▸ **PROBLEM TO WORK ON**
Check every line below for the word "What" and show those that hold it.

Stored items
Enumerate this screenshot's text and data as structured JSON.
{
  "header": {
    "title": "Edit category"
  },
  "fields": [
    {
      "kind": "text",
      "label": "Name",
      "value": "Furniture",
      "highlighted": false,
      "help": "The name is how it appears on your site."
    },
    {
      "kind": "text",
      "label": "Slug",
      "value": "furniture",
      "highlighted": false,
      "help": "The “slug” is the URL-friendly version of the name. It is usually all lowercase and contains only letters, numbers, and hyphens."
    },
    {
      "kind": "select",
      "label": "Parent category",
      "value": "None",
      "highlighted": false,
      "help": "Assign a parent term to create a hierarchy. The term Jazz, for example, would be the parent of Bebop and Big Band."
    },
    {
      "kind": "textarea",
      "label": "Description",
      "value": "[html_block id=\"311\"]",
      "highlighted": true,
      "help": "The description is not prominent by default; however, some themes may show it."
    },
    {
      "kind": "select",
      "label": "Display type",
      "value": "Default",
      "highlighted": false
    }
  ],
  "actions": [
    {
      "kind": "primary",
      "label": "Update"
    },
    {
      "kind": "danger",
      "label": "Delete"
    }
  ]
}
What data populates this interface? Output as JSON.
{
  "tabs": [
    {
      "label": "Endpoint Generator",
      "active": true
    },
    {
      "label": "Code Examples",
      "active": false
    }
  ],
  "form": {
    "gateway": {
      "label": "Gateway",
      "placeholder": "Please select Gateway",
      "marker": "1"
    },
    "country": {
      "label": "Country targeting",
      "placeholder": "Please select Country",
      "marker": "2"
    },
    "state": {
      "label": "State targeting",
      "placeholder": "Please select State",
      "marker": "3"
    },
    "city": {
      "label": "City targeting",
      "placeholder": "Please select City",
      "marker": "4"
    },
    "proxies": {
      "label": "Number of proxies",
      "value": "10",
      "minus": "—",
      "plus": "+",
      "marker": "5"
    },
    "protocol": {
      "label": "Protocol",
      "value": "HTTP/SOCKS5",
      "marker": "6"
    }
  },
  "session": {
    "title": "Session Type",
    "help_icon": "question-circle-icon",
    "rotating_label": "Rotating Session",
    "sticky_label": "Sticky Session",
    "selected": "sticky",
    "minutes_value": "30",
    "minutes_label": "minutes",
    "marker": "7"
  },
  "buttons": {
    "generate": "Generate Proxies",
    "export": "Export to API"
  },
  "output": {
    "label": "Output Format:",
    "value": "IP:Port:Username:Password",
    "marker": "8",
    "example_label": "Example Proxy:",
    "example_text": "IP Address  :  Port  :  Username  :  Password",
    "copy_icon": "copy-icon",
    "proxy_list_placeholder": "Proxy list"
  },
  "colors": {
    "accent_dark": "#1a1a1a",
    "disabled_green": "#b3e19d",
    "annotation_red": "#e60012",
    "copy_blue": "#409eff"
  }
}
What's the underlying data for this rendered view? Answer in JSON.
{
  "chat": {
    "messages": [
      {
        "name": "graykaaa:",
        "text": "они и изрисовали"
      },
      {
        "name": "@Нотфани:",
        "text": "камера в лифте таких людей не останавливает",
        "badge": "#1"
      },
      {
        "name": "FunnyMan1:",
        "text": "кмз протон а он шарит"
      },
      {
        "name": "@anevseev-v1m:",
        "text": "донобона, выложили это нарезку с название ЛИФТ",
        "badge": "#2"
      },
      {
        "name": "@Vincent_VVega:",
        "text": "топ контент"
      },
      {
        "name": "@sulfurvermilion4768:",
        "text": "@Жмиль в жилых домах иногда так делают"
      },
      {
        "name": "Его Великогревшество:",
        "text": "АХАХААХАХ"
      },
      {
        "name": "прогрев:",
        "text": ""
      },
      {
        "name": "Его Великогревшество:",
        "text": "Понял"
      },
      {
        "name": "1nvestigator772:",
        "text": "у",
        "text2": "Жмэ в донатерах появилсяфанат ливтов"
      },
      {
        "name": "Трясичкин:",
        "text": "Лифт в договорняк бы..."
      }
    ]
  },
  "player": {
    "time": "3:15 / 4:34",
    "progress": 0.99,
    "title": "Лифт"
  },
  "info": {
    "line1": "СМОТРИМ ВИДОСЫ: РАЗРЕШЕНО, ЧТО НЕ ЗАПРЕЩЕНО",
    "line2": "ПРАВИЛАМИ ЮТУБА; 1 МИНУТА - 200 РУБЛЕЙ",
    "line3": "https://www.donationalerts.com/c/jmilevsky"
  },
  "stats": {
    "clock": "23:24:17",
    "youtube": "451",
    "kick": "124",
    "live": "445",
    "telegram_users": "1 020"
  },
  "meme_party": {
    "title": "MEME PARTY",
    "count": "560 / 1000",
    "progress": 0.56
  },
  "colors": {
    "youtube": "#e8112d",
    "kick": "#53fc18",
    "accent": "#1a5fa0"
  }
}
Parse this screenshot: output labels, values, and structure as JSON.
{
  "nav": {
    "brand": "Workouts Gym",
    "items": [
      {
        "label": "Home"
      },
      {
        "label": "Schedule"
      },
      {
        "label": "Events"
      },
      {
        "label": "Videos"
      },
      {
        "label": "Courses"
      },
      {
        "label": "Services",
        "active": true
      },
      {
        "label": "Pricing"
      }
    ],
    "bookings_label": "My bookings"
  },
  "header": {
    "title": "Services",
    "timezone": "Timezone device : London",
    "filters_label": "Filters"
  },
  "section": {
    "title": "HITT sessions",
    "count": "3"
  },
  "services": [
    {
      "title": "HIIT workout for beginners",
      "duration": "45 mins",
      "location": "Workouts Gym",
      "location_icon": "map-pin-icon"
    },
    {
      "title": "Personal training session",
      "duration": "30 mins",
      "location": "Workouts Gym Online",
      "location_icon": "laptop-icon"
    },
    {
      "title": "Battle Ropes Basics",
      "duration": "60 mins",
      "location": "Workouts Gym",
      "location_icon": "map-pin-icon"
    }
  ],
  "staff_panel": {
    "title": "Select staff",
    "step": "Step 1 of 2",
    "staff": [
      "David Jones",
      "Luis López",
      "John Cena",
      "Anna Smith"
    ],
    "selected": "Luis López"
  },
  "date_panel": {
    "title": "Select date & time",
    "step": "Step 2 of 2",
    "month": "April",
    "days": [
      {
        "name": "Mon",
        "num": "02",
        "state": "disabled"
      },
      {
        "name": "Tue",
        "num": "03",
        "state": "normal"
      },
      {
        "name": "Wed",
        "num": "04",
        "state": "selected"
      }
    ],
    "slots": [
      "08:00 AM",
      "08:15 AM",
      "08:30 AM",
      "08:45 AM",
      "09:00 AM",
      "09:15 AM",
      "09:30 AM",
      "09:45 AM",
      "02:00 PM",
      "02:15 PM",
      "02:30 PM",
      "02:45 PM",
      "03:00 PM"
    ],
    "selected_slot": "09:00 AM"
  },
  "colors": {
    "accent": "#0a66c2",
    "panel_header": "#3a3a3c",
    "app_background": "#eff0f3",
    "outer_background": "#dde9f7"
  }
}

▸ **TASK ANSWER**
What data populates this interface? Output as JSON.
What's the underlying data for this rendered view? Answer in JSON.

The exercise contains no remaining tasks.